=== TASK REQUIREMENTS ===
If a line in the records below contains the word "title", copy it out.
(INFORMATION begins)
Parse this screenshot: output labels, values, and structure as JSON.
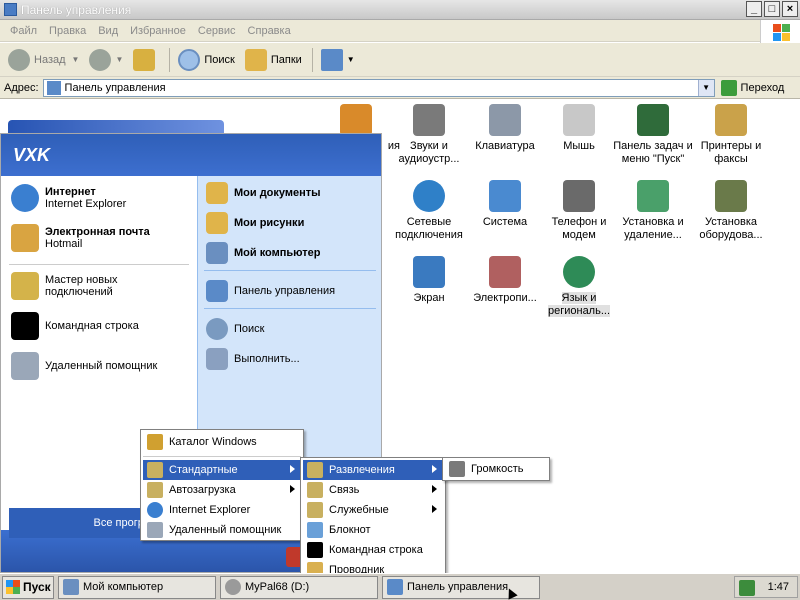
{
  "window": {
    "title": "Панель управления"
  },
  "menubar": [
    "Файл",
    "Правка",
    "Вид",
    "Избранное",
    "Сервис",
    "Справка"
  ],
  "toolbar": {
    "back": "Назад",
    "search": "Поиск",
    "folders": "Папки"
  },
  "address": {
    "label": "Адрес:",
    "value": "Панель управления",
    "go": "Переход"
  },
  "icons": [
    {
      "label": "ия",
      "color": "#d98a2a"
    },
    {
      "label": "Звуки и аудиоустр...",
      "color": "#7a7a7a"
    },
    {
      "label": "Клавиатура",
      "color": "#8c98a8"
    },
    {
      "label": "Мышь",
      "color": "#c8c8c8"
    },
    {
      "label": "Панель задач и меню \"Пуск\"",
      "color": "#2f6b3a"
    },
    {
      "label": "Принтеры и факсы",
      "color": "#caa24a"
    },
    {
      "label": "Сетевые подключения",
      "color": "#2f80c8"
    },
    {
      "label": "Система",
      "color": "#4a8ad0"
    },
    {
      "label": "Телефон и модем",
      "color": "#6a6a6a"
    },
    {
      "label": "Установка и удаление...",
      "color": "#4aa06a"
    },
    {
      "label": "Установка оборудова...",
      "color": "#6a7a4a"
    },
    {
      "label": "Экран",
      "color": "#3a7ac0"
    },
    {
      "label": "Электропи...",
      "color": "#b06060"
    },
    {
      "label": "Язык и региональ...",
      "color": "#2e8b57"
    }
  ],
  "startmenu": {
    "user": "VXK",
    "pinned": [
      {
        "title": "Интернет",
        "sub": "Internet Explorer",
        "color": "#3a7fd0"
      },
      {
        "title": "Электронная почта",
        "sub": "Hotmail",
        "color": "#d9a441"
      }
    ],
    "recent": [
      {
        "label": "Мастер новых подключений",
        "color": "#d4b34a"
      },
      {
        "label": "Командная строка",
        "color": "#000000"
      },
      {
        "label": "Удаленный помощник",
        "color": "#9aa7b8"
      }
    ],
    "right": [
      {
        "label": "Мои документы",
        "bold": true,
        "color": "#e0b44a"
      },
      {
        "label": "Мои рисунки",
        "bold": true,
        "color": "#e0b44a"
      },
      {
        "label": "Мой компьютер",
        "bold": true,
        "color": "#6a8fc0"
      },
      {
        "label": "Панель управления",
        "bold": false,
        "color": "#5a8ac8"
      },
      {
        "label": "Поиск",
        "bold": false,
        "color": "#7a9ac0"
      },
      {
        "label": "Выполнить...",
        "bold": false,
        "color": "#8aa0c0"
      }
    ],
    "all_programs": "Все программы"
  },
  "programs_menu": [
    {
      "label": "Каталог Windows",
      "sub": false,
      "hl": false,
      "color": "#d0a030"
    },
    {
      "label": "Стандартные",
      "sub": true,
      "hl": true,
      "color": "#c8b060"
    },
    {
      "label": "Автозагрузка",
      "sub": true,
      "hl": false,
      "color": "#c8b060"
    },
    {
      "label": "Internet Explorer",
      "sub": false,
      "hl": false,
      "color": "#3a7fd0"
    },
    {
      "label": "Удаленный помощник",
      "sub": false,
      "hl": false,
      "color": "#9aa7b8"
    }
  ],
  "accessories_menu": [
    {
      "label": "Развлечения",
      "sub": true,
      "hl": true,
      "color": "#c8b060"
    },
    {
      "label": "Связь",
      "sub": true,
      "hl": false,
      "color": "#c8b060"
    },
    {
      "label": "Служебные",
      "sub": true,
      "hl": false,
      "color": "#c8b060"
    },
    {
      "label": "Блокнот",
      "sub": false,
      "hl": false,
      "color": "#6aa0d8"
    },
    {
      "label": "Командная строка",
      "sub": false,
      "hl": false,
      "color": "#000000"
    },
    {
      "label": "Проводник",
      "sub": false,
      "hl": false,
      "color": "#d9b050"
    }
  ],
  "entertainment_menu": [
    {
      "label": "Громкость",
      "color": "#7a7a7a"
    }
  ],
  "taskbar": {
    "start": "Пуск",
    "tasks": [
      "Мой компьютер",
      "MyPal68 (D:)",
      "Панель управления"
    ],
    "clock": "1:47"
  },
  "colors": {
    "accent": "#2f5fb8",
    "start_header": "#2f5fb8",
    "taskbar": "#d4d0c8"
  }
}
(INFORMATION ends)
=== ANSWER SPACE ===
    "title": "Панель управления"
        "title": "Интернет",
        "title": "Электронная почта",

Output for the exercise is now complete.